[Interface dataset entries]
⟨
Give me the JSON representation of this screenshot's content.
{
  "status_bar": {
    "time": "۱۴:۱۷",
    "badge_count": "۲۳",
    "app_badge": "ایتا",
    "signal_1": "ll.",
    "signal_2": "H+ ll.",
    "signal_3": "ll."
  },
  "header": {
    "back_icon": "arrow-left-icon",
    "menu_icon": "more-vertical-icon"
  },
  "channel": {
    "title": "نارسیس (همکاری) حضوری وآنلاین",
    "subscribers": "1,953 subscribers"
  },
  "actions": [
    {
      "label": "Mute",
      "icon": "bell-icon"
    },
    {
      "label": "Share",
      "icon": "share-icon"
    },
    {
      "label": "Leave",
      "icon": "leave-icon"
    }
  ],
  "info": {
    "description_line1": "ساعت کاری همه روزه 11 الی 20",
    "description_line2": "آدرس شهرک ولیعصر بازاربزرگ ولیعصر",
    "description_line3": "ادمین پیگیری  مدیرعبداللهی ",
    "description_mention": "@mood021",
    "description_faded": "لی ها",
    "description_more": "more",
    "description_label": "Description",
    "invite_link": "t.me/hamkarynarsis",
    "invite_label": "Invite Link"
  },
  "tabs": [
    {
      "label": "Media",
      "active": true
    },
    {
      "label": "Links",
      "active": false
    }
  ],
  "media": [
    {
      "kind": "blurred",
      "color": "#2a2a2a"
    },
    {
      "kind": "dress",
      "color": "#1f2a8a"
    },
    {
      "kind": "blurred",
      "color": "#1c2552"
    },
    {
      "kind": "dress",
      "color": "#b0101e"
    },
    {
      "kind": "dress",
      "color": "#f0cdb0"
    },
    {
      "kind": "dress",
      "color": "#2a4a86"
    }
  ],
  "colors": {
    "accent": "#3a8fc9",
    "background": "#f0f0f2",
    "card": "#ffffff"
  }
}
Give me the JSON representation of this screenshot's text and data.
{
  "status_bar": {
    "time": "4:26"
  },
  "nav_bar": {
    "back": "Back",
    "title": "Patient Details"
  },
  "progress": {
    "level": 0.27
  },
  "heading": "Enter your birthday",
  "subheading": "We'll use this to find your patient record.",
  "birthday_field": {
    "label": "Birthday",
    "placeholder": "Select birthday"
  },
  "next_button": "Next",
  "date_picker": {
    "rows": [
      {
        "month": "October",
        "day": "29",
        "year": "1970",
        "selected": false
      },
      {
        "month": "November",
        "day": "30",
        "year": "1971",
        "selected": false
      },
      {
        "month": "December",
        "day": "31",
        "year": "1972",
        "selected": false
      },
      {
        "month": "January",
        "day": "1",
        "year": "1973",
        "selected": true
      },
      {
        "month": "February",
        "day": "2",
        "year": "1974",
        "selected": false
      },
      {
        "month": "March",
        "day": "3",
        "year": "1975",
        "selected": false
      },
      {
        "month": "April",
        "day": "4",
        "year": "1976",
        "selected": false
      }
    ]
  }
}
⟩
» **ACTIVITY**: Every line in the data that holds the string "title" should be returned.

» **RESULT OF THE EXERCISE**:
    "title": "نارسیس (همکاری) حضوری وآنلاین",
    "title": "Patient Details"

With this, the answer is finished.